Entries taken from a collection
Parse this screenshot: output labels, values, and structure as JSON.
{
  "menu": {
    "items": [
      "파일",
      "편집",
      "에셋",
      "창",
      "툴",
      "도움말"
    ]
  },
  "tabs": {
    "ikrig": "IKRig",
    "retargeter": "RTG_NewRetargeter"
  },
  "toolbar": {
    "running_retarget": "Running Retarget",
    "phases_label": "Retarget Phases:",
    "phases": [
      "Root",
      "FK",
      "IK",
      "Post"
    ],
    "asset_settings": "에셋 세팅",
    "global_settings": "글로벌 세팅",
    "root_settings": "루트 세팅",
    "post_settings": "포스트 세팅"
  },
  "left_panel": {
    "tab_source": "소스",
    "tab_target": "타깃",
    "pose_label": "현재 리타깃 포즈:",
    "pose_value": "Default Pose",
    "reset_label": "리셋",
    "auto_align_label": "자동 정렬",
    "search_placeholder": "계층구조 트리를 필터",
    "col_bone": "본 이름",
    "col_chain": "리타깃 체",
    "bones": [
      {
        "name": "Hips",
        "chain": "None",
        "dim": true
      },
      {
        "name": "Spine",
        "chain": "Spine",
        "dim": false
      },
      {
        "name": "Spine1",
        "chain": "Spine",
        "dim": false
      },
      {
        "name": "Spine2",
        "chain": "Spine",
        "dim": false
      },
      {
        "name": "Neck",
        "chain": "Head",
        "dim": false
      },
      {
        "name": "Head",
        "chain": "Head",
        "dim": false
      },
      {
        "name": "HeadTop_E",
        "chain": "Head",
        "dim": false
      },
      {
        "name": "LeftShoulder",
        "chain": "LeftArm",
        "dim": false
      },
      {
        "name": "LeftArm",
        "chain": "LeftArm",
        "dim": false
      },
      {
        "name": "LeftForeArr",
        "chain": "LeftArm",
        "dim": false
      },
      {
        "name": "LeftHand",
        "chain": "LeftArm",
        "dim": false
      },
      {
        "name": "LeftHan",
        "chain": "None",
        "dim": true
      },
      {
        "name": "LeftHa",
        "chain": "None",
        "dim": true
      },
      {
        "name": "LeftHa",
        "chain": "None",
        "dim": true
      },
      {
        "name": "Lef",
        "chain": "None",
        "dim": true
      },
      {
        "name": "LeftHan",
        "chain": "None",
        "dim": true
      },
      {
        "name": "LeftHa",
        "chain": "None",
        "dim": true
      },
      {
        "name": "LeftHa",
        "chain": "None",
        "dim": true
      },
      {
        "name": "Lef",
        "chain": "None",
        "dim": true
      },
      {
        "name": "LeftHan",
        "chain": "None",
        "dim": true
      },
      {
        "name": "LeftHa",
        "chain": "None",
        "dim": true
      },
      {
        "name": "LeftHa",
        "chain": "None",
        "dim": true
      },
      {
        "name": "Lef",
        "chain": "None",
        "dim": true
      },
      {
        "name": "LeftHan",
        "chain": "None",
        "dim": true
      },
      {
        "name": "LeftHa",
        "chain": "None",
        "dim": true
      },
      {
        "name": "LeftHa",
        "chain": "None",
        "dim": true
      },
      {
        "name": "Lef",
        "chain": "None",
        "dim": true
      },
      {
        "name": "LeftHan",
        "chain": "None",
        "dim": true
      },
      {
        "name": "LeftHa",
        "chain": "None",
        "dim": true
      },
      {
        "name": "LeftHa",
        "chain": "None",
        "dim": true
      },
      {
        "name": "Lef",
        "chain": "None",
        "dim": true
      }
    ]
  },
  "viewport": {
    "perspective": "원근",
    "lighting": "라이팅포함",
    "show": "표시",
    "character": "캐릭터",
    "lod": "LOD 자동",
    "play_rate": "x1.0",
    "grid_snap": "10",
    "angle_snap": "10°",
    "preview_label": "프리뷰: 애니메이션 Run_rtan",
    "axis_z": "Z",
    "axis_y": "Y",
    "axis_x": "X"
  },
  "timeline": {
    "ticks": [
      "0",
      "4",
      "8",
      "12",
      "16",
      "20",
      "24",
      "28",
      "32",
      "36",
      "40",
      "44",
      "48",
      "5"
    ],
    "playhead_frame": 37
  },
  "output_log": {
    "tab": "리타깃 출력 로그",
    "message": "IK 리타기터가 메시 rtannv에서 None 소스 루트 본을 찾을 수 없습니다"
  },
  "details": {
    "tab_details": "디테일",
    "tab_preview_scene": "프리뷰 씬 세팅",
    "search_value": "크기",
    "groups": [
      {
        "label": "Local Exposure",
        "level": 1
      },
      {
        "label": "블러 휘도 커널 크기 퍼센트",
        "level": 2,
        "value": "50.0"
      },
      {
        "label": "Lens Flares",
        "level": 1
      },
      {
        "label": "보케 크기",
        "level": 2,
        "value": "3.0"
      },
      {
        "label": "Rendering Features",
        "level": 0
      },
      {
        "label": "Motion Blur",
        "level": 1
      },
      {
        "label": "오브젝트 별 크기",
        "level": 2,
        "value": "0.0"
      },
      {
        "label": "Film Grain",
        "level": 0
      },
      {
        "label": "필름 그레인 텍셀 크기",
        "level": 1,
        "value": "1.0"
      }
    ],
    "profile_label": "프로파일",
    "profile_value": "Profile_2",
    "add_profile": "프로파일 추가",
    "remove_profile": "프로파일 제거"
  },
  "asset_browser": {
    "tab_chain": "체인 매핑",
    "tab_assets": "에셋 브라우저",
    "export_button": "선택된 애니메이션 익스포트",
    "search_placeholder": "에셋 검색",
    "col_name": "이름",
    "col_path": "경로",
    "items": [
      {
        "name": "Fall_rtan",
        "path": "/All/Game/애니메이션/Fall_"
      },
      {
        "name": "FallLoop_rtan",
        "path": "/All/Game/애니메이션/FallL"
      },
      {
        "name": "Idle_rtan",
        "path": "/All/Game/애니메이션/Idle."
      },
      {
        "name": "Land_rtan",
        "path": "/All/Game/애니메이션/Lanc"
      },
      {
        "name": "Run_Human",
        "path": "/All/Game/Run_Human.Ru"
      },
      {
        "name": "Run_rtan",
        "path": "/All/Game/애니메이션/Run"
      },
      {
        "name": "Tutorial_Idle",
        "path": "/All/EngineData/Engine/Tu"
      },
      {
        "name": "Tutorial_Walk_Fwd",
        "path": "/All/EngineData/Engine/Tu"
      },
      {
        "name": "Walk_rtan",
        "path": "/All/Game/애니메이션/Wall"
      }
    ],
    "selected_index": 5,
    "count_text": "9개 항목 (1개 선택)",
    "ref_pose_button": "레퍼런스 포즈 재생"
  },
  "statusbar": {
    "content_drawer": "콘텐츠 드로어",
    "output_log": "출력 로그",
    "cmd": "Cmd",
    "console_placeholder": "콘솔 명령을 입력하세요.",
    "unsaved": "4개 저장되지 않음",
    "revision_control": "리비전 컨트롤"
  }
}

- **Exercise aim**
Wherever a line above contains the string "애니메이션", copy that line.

- **Solution to the exercise**
    "preview_label": "프리뷰: 애니메이션 Run_rtan",
    "export_button": "선택된 애니메이션 익스포트",
        "path": "/All/Game/애니메이션/Fall_"
        "path": "/All/Game/애니메이션/FallL"
        "path": "/All/Game/애니메이션/Idle."
        "path": "/All/Game/애니메이션/Lanc"
        "path": "/All/Game/애니메이션/Run"
        "path": "/All/Game/애니메이션/Wall"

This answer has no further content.